Some thoughts about the training last night - DABAO

Hello everyone, This is my first time to write a group mail, so exciting! I really really enjoy the training last night, it was great! it was my first time using a "stick" to fight someone legally in this country! :) It also was my first time to fight (keiko) with senior people from dojo, I really appreciate for their selfless help! My first fight was with Terry senpai, he was really fast! and he gave me a really tough training. (thank you very much, Terry). After the first fight, I thought I really ran out my energy and I said to Marleen "now, I know why you always tell us Kendo is so hard!" I think we can obviously improve our physical and psychological energy via the kendo training. Last night I only did two fights, but I believe after several this kind of training, I can do more fights than before. Here, I should say thank you to everyone in dojo ! Thank you very much for "fighting"with me. Tian /(DABAO) p.s. FAREWELL Benjamin! I think we will see each

Thoughts - Benjamen

06 Nov 2007 Thoughts. I don’t remember the last time I cried. Probably when I was young, whenmy mother left to go overseas or something like that. Well, yesterday I got pretty emotionally choked up: but out of happiness and understanding, not sadness or anger. As Omar put it – I was shell-shocked, after Jeffrey taught me what was probably the most important lesson of my kendo life. Let me explain. I am not an angry person. Generally, if someone annoys me, or makes me angry, I just walk away and get over it. Even when I wasa stupid young kid in high school, and we had fights on the field after class (as stupid kids tend to do), I was never angry, and always made sure the other person was alright. I can’t really recreate in writing how I felt yesterday fighting Jeffrey. Perhaps the best way to put it would be to say it felt, for thefirst time, as if it was real. The normally polite and calm Jeffrey was suddenly fighting, or so it seemed to me, as if he wanted to kill. Trust me: there is

Some training thoughts - Darrin

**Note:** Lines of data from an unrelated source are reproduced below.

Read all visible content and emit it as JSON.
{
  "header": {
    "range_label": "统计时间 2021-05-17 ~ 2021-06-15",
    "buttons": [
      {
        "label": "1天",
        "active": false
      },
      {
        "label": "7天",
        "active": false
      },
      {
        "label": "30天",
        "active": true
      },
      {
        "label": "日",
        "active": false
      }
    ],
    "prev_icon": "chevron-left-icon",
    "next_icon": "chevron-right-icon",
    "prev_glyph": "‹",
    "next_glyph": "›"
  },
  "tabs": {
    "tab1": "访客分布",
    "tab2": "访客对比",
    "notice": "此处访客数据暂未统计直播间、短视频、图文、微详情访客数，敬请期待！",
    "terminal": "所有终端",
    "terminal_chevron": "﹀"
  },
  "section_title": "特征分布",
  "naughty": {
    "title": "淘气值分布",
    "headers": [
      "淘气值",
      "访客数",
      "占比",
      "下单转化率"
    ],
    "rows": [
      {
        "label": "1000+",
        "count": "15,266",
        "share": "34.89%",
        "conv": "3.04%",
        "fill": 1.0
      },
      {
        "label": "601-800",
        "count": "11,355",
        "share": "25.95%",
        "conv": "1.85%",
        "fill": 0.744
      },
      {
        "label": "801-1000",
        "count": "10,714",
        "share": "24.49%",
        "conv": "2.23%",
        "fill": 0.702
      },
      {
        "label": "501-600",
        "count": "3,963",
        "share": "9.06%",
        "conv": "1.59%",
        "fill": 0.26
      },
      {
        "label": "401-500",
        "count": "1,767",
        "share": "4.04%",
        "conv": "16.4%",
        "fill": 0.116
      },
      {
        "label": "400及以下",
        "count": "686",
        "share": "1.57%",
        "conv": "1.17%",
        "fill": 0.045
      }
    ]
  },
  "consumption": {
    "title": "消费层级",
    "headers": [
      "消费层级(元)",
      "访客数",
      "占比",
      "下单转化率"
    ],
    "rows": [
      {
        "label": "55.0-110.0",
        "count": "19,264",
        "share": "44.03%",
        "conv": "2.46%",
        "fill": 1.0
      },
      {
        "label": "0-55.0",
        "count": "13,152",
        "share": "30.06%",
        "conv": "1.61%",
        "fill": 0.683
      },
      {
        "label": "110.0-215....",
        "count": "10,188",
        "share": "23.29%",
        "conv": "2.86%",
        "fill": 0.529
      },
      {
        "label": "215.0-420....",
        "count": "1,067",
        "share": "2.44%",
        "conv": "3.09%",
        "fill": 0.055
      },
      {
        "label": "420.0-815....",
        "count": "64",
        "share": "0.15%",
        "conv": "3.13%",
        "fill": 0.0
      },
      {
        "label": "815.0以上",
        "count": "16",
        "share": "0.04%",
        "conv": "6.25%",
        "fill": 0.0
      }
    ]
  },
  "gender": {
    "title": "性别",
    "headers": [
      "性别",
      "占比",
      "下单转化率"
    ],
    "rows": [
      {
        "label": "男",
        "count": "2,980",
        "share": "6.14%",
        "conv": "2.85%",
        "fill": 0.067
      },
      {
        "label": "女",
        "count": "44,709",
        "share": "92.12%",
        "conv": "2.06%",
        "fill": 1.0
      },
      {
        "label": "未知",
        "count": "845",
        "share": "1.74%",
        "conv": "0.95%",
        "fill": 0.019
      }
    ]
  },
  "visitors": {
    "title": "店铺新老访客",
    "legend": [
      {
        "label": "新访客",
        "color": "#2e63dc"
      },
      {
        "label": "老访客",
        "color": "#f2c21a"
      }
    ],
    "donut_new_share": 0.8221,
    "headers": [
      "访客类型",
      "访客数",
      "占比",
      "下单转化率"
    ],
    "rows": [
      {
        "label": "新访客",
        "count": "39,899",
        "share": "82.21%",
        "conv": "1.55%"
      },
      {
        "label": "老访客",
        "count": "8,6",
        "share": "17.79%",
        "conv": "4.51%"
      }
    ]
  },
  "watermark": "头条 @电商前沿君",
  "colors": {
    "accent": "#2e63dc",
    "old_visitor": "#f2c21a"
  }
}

Wednesday, October 31, 2007 I thought I'd share some thoughts I have following last night's training... Sensei commented on my showing good spirit. My comment on this is that I actually find this not so hard; my skill level is still in the very beginner stages but I figure that I can still take the attitude that I am going to put everything on the line for this one cut. I got this message on the first day of the national camp when our Japanese Sensei said that with everything that we do in our training we should have the attitude that we are putting our lives on the line. I think that as we get older we become more and more faced with our mortality and I am recently coming to realise, I mean actually know for sure, that my life could be over at any moment; therefore, my life is on the line every living minute of the day. So, when I come to kendo training and try to take this attitude of putting my life on the line, it is maybe the one moment when I am actually saying I might d